WHAT TO DO
Copy every record verbatim. Leave the pictures out.

DATASET RECORDS
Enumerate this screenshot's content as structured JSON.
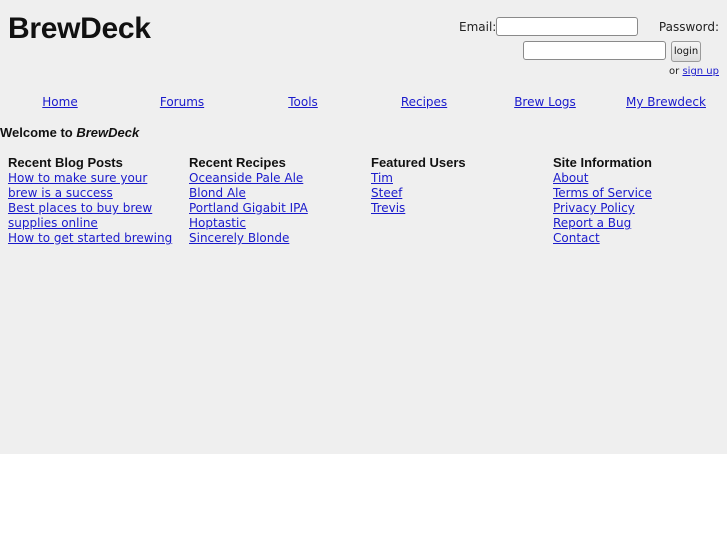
{
  "header": {
    "logo": "BrewDeck",
    "login": {
      "email_label": "Email:",
      "password_label": "Password:",
      "email_value": "",
      "password_value": "",
      "login_button": "login",
      "or_text": "or",
      "signup_link": "sign up"
    }
  },
  "nav": {
    "items": [
      "Home",
      "Forums",
      "Tools",
      "Recipes",
      "Brew Logs",
      "My Brewdeck"
    ]
  },
  "welcome": {
    "prefix": "Welcome to",
    "brand": "BrewDeck"
  },
  "sections": {
    "blog": {
      "title": "Recent Blog Posts",
      "items": [
        "How to make sure your brew is a success",
        "Best places to buy brew supplies online",
        "How to get started brewing"
      ]
    },
    "recipes": {
      "title": "Recent Recipes",
      "items": [
        "Oceanside Pale Ale",
        "Blond Ale",
        "Portland Gigabit IPA",
        "Hoptastic",
        "Sincerely Blonde"
      ]
    },
    "users": {
      "title": "Featured Users",
      "items": [
        "Tim",
        "Steef",
        "Trevis"
      ]
    },
    "site_info": {
      "title": "Site Information",
      "items": [
        "About",
        "Terms of Service",
        "Privacy Policy",
        "Report a Bug",
        "Contact"
      ]
    }
  }
}
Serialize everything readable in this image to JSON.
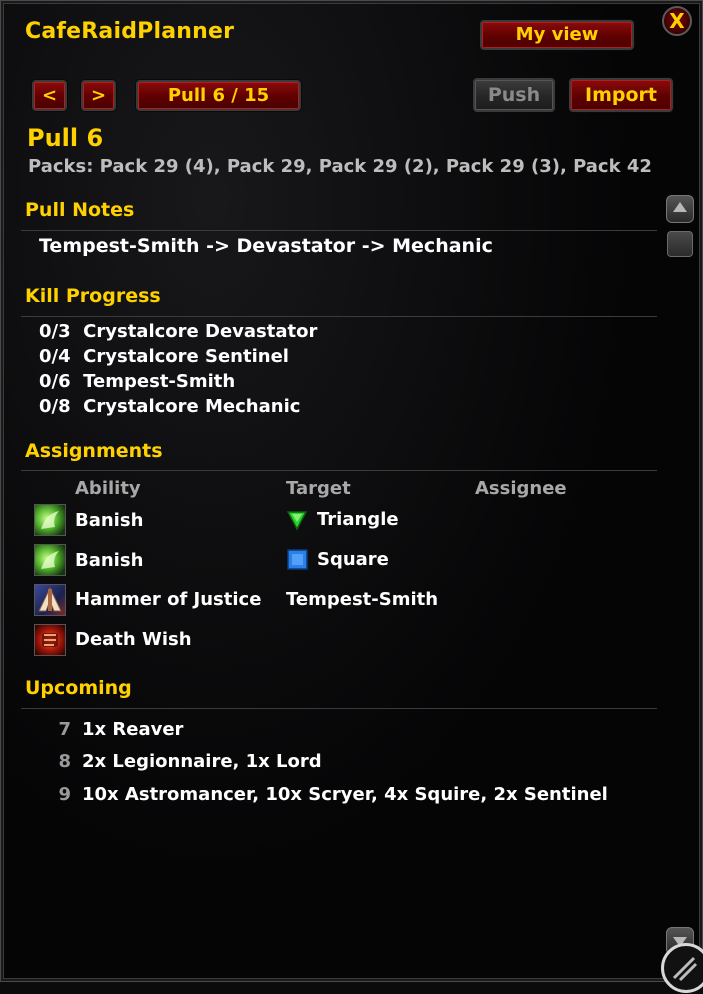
{
  "window": {
    "title": "CafeRaidPlanner",
    "close_glyph": "X"
  },
  "header": {
    "my_view_label": "My view",
    "prev_label": "<",
    "next_label": ">",
    "pull_indicator": "Pull 6 / 15",
    "push_label": "Push",
    "import_label": "Import"
  },
  "pull": {
    "title": "Pull 6",
    "packs": "Packs: Pack 29 (4), Pack 29, Pack 29 (2), Pack 29 (3), Pack 42"
  },
  "pull_notes": {
    "heading": "Pull Notes",
    "text": "Tempest-Smith -> Devastator -> Mechanic"
  },
  "kill_progress": {
    "heading": "Kill Progress",
    "items": [
      {
        "count": "0/3",
        "name": "Crystalcore Devastator"
      },
      {
        "count": "0/4",
        "name": "Crystalcore Sentinel"
      },
      {
        "count": "0/6",
        "name": "Tempest-Smith"
      },
      {
        "count": "0/8",
        "name": "Crystalcore Mechanic"
      }
    ]
  },
  "assignments": {
    "heading": "Assignments",
    "columns": {
      "ability": "Ability",
      "target": "Target",
      "assignee": "Assignee"
    },
    "rows": [
      {
        "icon": "banish-icon",
        "ability": "Banish",
        "target_icon": "triangle-marker-icon",
        "target": "Triangle",
        "assignee": ""
      },
      {
        "icon": "banish-icon",
        "ability": "Banish",
        "target_icon": "square-marker-icon",
        "target": "Square",
        "assignee": ""
      },
      {
        "icon": "hammer-of-justice-icon",
        "ability": "Hammer of Justice",
        "target_icon": "",
        "target": "Tempest-Smith",
        "assignee": ""
      },
      {
        "icon": "death-wish-icon",
        "ability": "Death Wish",
        "target_icon": "",
        "target": "",
        "assignee": ""
      }
    ]
  },
  "upcoming": {
    "heading": "Upcoming",
    "items": [
      {
        "number": "7",
        "text": "1x Reaver"
      },
      {
        "number": "8",
        "text": "2x Legionnaire, 1x Lord"
      },
      {
        "number": "9",
        "text": "10x Astromancer, 10x Scryer, 4x Squire, 2x Sentinel"
      }
    ]
  },
  "colors": {
    "accent_gold": "#ffd100",
    "button_red": "#6f0505",
    "button_disabled": "#2c2c2c",
    "triangle_marker": "#2fd02f",
    "square_marker": "#2a7fe8"
  }
}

OUTPUT FOR THIS EXERCISE
Enumerate this screenshot's content as structured JSON.
{
  "header": {
    "logo": "BrewDeck",
    "login": {
      "email_label": "Email:",
      "password_label": "Password:",
      "email_value": "",
      "password_value": "",
      "login_button": "login",
      "or_text": "or",
      "signup_link": "sign up"
    }
  },
  "nav": {
    "items": [
      "Home",
      "Forums",
      "Tools",
      "Recipes",
      "Brew Logs",
      "My Brewdeck"
    ]
  },
  "welcome": {
    "prefix": "Welcome to",
    "brand": "BrewDeck"
  },
  "sections": {
    "blog": {
      "title": "Recent Blog Posts",
      "items": [
        "How to make sure your brew is a success",
        "Best places to buy brew supplies online",
        "How to get started brewing"
      ]
    },
    "recipes": {
      "title": "Recent Recipes",
      "items": [
        "Oceanside Pale Ale",
        "Blond Ale",
        "Portland Gigabit IPA",
        "Hoptastic",
        "Sincerely Blonde"
      ]
    },
    "users": {
      "title": "Featured Users",
      "items": [
        "Tim",
        "Steef",
        "Trevis"
      ]
    },
    "site_info": {
      "title": "Site Information",
      "items": [
        "About",
        "Terms of Service",
        "Privacy Policy",
        "Report a Bug",
        "Contact"
      ]
    }
  }
}
Serialize everything readable in this image to JSON.
{
  "window": {
    "title": "CafeRaidPlanner",
    "close_glyph": "X"
  },
  "header": {
    "my_view_label": "My view",
    "prev_label": "<",
    "next_label": ">",
    "pull_indicator": "Pull 6 / 15",
    "push_label": "Push",
    "import_label": "Import"
  },
  "pull": {
    "title": "Pull 6",
    "packs": "Packs: Pack 29 (4), Pack 29, Pack 29 (2), Pack 29 (3), Pack 42"
  },
  "pull_notes": {
    "heading": "Pull Notes",
    "text": "Tempest-Smith -> Devastator -> Mechanic"
  },
  "kill_progress": {
    "heading": "Kill Progress",
    "items": [
      {
        "count": "0/3",
        "name": "Crystalcore Devastator"
      },
      {
        "count": "0/4",
        "name": "Crystalcore Sentinel"
      },
      {
        "count": "0/6",
        "name": "Tempest-Smith"
      },
      {
        "count": "0/8",
        "name": "Crystalcore Mechanic"
      }
    ]
  },
  "assignments": {
    "heading": "Assignments",
    "columns": {
      "ability": "Ability",
      "target": "Target",
      "assignee": "Assignee"
    },
    "rows": [
      {
        "icon": "banish-icon",
        "ability": "Banish",
        "target_icon": "triangle-marker-icon",
        "target": "Triangle",
        "assignee": ""
      },
      {
        "icon": "banish-icon",
        "ability": "Banish",
        "target_icon": "square-marker-icon",
        "target": "Square",
        "assignee": ""
      },
      {
        "icon": "hammer-of-justice-icon",
        "ability": "Hammer of Justice",
        "target_icon": "",
        "target": "Tempest-Smith",
        "assignee": ""
      },
      {
        "icon": "death-wish-icon",
        "ability": "Death Wish",
        "target_icon": "",
        "target": "",
        "assignee": ""
      }
    ]
  },
  "upcoming": {
    "heading": "Upcoming",
    "items": [
      {
        "number": "7",
        "text": "1x Reaver"
      },
      {
        "number": "8",
        "text": "2x Legionnaire, 1x Lord"
      },
      {
        "number": "9",
        "text": "10x Astromancer, 10x Scryer, 4x Squire, 2x Sentinel"
      }
    ]
  },
  "colors": {
    "accent_gold": "#ffd100",
    "button_red": "#6f0505",
    "button_disabled": "#2c2c2c",
    "triangle_marker": "#2fd02f",
    "square_marker": "#2a7fe8"
  }
}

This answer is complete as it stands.